==== RECORDS SUPPLIED ====

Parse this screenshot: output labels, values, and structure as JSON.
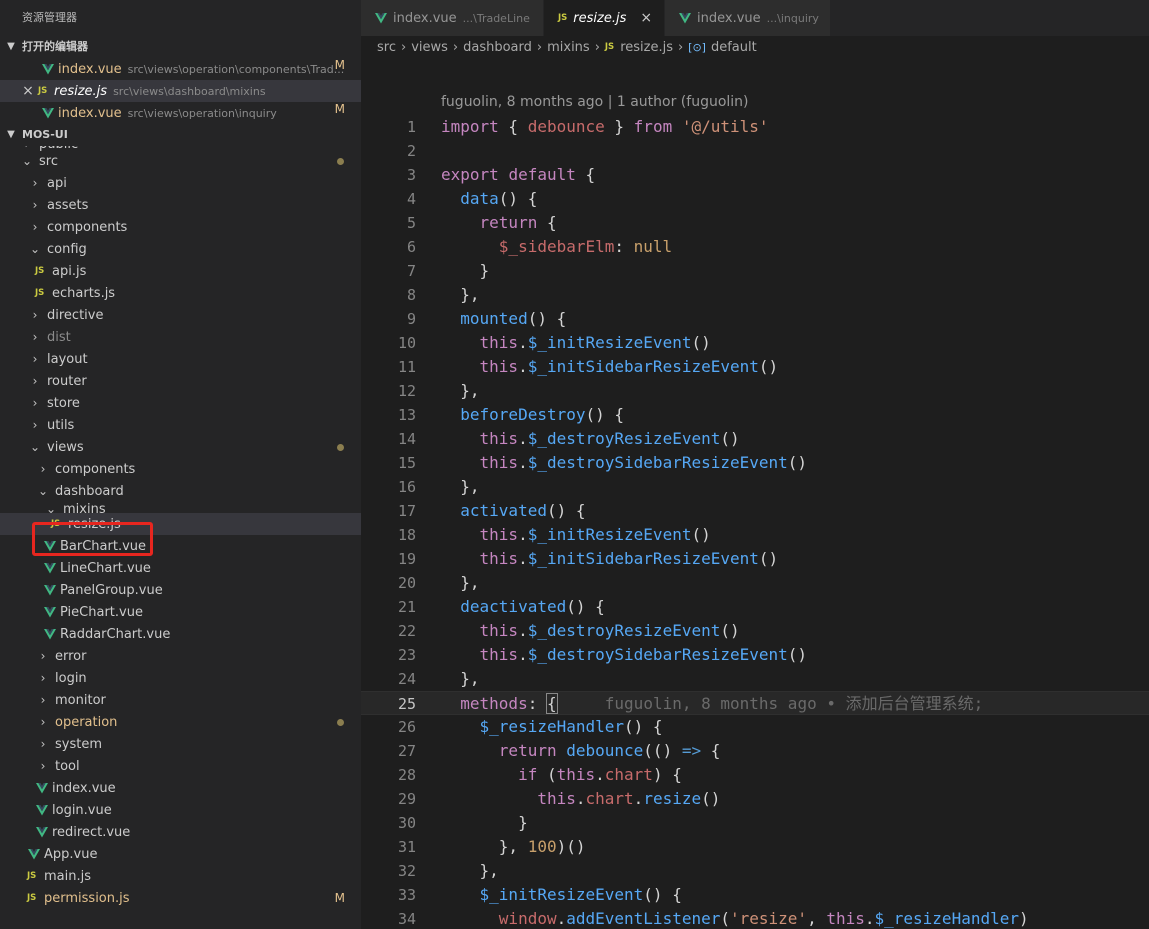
{
  "explorer": {
    "title": "资源管理器",
    "open_editors": {
      "header": "打开的编辑器",
      "items": [
        {
          "name": "index.vue",
          "path": "src\\views\\operation\\components\\Trad...",
          "badge": "M",
          "icon": "vue-icon"
        },
        {
          "name": "resize.js",
          "path": "src\\views\\dashboard\\mixins",
          "badge": "",
          "icon": "js-icon"
        },
        {
          "name": "index.vue",
          "path": "src\\views\\operation\\inquiry",
          "badge": "M",
          "icon": "vue-icon"
        }
      ]
    },
    "project": {
      "header": "MOS-UI",
      "tree": [
        {
          "label": "public"
        },
        {
          "label": "src"
        },
        {
          "label": "api"
        },
        {
          "label": "assets"
        },
        {
          "label": "components"
        },
        {
          "label": "config"
        },
        {
          "label": "api.js"
        },
        {
          "label": "echarts.js"
        },
        {
          "label": "directive"
        },
        {
          "label": "dist"
        },
        {
          "label": "layout"
        },
        {
          "label": "router"
        },
        {
          "label": "store"
        },
        {
          "label": "utils"
        },
        {
          "label": "views"
        },
        {
          "label": "components"
        },
        {
          "label": "dashboard"
        },
        {
          "label": "mixins"
        },
        {
          "label": "resize.js"
        },
        {
          "label": "BarChart.vue"
        },
        {
          "label": "LineChart.vue"
        },
        {
          "label": "PanelGroup.vue"
        },
        {
          "label": "PieChart.vue"
        },
        {
          "label": "RaddarChart.vue"
        },
        {
          "label": "error"
        },
        {
          "label": "login"
        },
        {
          "label": "monitor"
        },
        {
          "label": "operation"
        },
        {
          "label": "system"
        },
        {
          "label": "tool"
        },
        {
          "label": "index.vue"
        },
        {
          "label": "login.vue"
        },
        {
          "label": "redirect.vue"
        },
        {
          "label": "App.vue"
        },
        {
          "label": "main.js"
        },
        {
          "label": "permission.js",
          "badge": "M"
        }
      ]
    }
  },
  "tabs": [
    {
      "name": "index.vue",
      "desc": "...\\TradeLine",
      "icon": "vue-icon"
    },
    {
      "name": "resize.js",
      "desc": "",
      "icon": "js-icon",
      "close": "×"
    },
    {
      "name": "index.vue",
      "desc": "...\\inquiry",
      "icon": "vue-icon"
    }
  ],
  "breadcrumb": [
    "src",
    "views",
    "dashboard",
    "mixins",
    "resize.js",
    "default"
  ],
  "editor": {
    "blame_header": "fuguolin, 8 months ago | 1 author (fuguolin)",
    "inline_blame": "fuguolin, 8 months ago • 添加后台管理系统;",
    "line_numbers": [
      "1",
      "2",
      "3",
      "4",
      "5",
      "6",
      "7",
      "8",
      "9",
      "10",
      "11",
      "12",
      "13",
      "14",
      "15",
      "16",
      "17",
      "18",
      "19",
      "20",
      "21",
      "22",
      "23",
      "24",
      "25",
      "26",
      "27",
      "28",
      "29",
      "30",
      "31",
      "32",
      "33",
      "34"
    ]
  },
  "icons": {
    "js": "JS",
    "chevron_right": "›",
    "chevron_down": "⌄",
    "close": "×"
  }
}
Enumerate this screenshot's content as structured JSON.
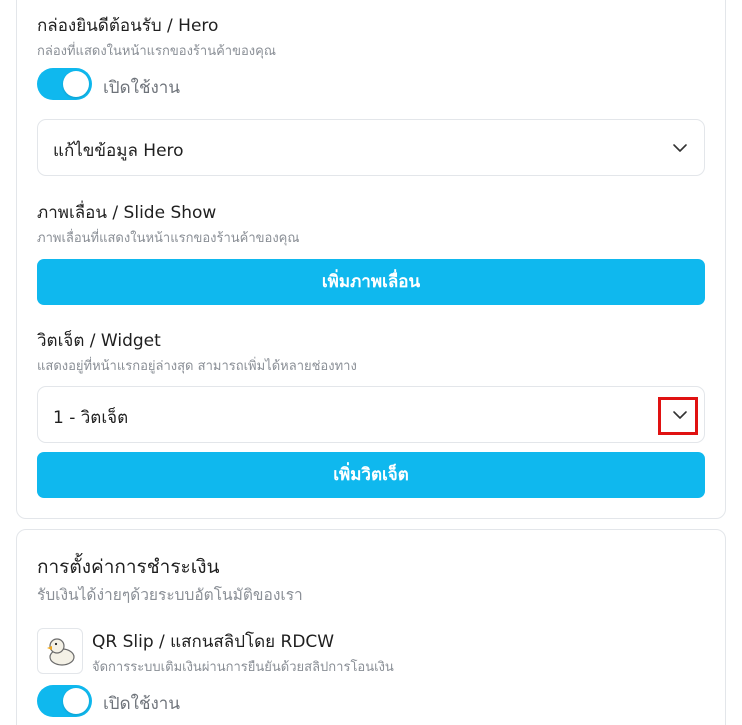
{
  "hero": {
    "title": "กล่องยินดีต้อนรับ / Hero",
    "subtitle": "กล่องที่แสดงในหน้าแรกของร้านค้าของคุณ",
    "toggle_label": "เปิดใช้งาน",
    "toggle_on": true,
    "edit_label": "แก้ไขข้อมูล Hero"
  },
  "slideshow": {
    "title": "ภาพเลื่อน / Slide Show",
    "subtitle": "ภาพเลื่อนที่แสดงในหน้าแรกของร้านค้าของคุณ",
    "add_button": "เพิ่มภาพเลื่อน"
  },
  "widget": {
    "title": "วิตเจ็ต / Widget",
    "subtitle": "แสดงอยู่ที่หน้าแรกอยู่ล่างสุด สามารถเพิ่มได้หลายช่องทาง",
    "items": [
      {
        "label": "1 - วิตเจ็ต"
      }
    ],
    "add_button": "เพิ่มวิตเจ็ต"
  },
  "payment": {
    "title": "การตั้งค่าการชำระเงิน",
    "subtitle": "รับเงินได้ง่ายๆด้วยระบบอัตโนมัติของเรา",
    "methods": [
      {
        "name": "QR Slip / แสกนสลิปโดย RDCW",
        "description": "จัดการระบบเติมเงินผ่านการยืนยันด้วยสลิปการโอนเงิน",
        "icon": "duck-logo-icon",
        "toggle_label": "เปิดใช้งาน",
        "toggle_on": true
      }
    ]
  },
  "colors": {
    "accent": "#0fb8ee",
    "highlight": "#e01212"
  }
}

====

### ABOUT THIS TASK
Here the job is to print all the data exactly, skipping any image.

### ANSWER BOX
Parse this screenshot: output labels, values, and structure as JSON.
{
  "explorer": {
    "title": "资源管理器",
    "open_editors": {
      "header": "打开的编辑器",
      "items": [
        {
          "name": "index.vue",
          "path": "src\\views\\operation\\components\\Trad...",
          "badge": "M",
          "icon": "vue-icon"
        },
        {
          "name": "resize.js",
          "path": "src\\views\\dashboard\\mixins",
          "badge": "",
          "icon": "js-icon"
        },
        {
          "name": "index.vue",
          "path": "src\\views\\operation\\inquiry",
          "badge": "M",
          "icon": "vue-icon"
        }
      ]
    },
    "project": {
      "header": "MOS-UI",
      "tree": [
        {
          "label": "public"
        },
        {
          "label": "src"
        },
        {
          "label": "api"
        },
        {
          "label": "assets"
        },
        {
          "label": "components"
        },
        {
          "label": "config"
        },
        {
          "label": "api.js"
        },
        {
          "label": "echarts.js"
        },
        {
          "label": "directive"
        },
        {
          "label": "dist"
        },
        {
          "label": "layout"
        },
        {
          "label": "router"
        },
        {
          "label": "store"
        },
        {
          "label": "utils"
        },
        {
          "label": "views"
        },
        {
          "label": "components"
        },
        {
          "label": "dashboard"
        },
        {
          "label": "mixins"
        },
        {
          "label": "resize.js"
        },
        {
          "label": "BarChart.vue"
        },
        {
          "label": "LineChart.vue"
        },
        {
          "label": "PanelGroup.vue"
        },
        {
          "label": "PieChart.vue"
        },
        {
          "label": "RaddarChart.vue"
        },
        {
          "label": "error"
        },
        {
          "label": "login"
        },
        {
          "label": "monitor"
        },
        {
          "label": "operation"
        },
        {
          "label": "system"
        },
        {
          "label": "tool"
        },
        {
          "label": "index.vue"
        },
        {
          "label": "login.vue"
        },
        {
          "label": "redirect.vue"
        },
        {
          "label": "App.vue"
        },
        {
          "label": "main.js"
        },
        {
          "label": "permission.js",
          "badge": "M"
        }
      ]
    }
  },
  "tabs": [
    {
      "name": "index.vue",
      "desc": "...\\TradeLine",
      "icon": "vue-icon"
    },
    {
      "name": "resize.js",
      "desc": "",
      "icon": "js-icon",
      "close": "×"
    },
    {
      "name": "index.vue",
      "desc": "...\\inquiry",
      "icon": "vue-icon"
    }
  ],
  "breadcrumb": [
    "src",
    "views",
    "dashboard",
    "mixins",
    "resize.js",
    "default"
  ],
  "editor": {
    "blame_header": "fuguolin, 8 months ago | 1 author (fuguolin)",
    "inline_blame": "fuguolin, 8 months ago • 添加后台管理系统;",
    "line_numbers": [
      "1",
      "2",
      "3",
      "4",
      "5",
      "6",
      "7",
      "8",
      "9",
      "10",
      "11",
      "12",
      "13",
      "14",
      "15",
      "16",
      "17",
      "18",
      "19",
      "20",
      "21",
      "22",
      "23",
      "24",
      "25",
      "26",
      "27",
      "28",
      "29",
      "30",
      "31",
      "32",
      "33",
      "34"
    ]
  },
  "icons": {
    "js": "JS",
    "chevron_right": "›",
    "chevron_down": "⌄",
    "close": "×"
  }
}
Enumerate this screenshot's content as structured JSON.
{
  "hero": {
    "title": "กล่องยินดีต้อนรับ / Hero",
    "subtitle": "กล่องที่แสดงในหน้าแรกของร้านค้าของคุณ",
    "toggle_label": "เปิดใช้งาน",
    "toggle_on": true,
    "edit_label": "แก้ไขข้อมูล Hero"
  },
  "slideshow": {
    "title": "ภาพเลื่อน / Slide Show",
    "subtitle": "ภาพเลื่อนที่แสดงในหน้าแรกของร้านค้าของคุณ",
    "add_button": "เพิ่มภาพเลื่อน"
  },
  "widget": {
    "title": "วิตเจ็ต / Widget",
    "subtitle": "แสดงอยู่ที่หน้าแรกอยู่ล่างสุด สามารถเพิ่มได้หลายช่องทาง",
    "items": [
      {
        "label": "1 - วิตเจ็ต"
      }
    ],
    "add_button": "เพิ่มวิตเจ็ต"
  },
  "payment": {
    "title": "การตั้งค่าการชำระเงิน",
    "subtitle": "รับเงินได้ง่ายๆด้วยระบบอัตโนมัติของเรา",
    "methods": [
      {
        "name": "QR Slip / แสกนสลิปโดย RDCW",
        "description": "จัดการระบบเติมเงินผ่านการยืนยันด้วยสลิปการโอนเงิน",
        "icon": "duck-logo-icon",
        "toggle_label": "เปิดใช้งาน",
        "toggle_on": true
      }
    ]
  },
  "colors": {
    "accent": "#0fb8ee",
    "highlight": "#e01212"
  }
}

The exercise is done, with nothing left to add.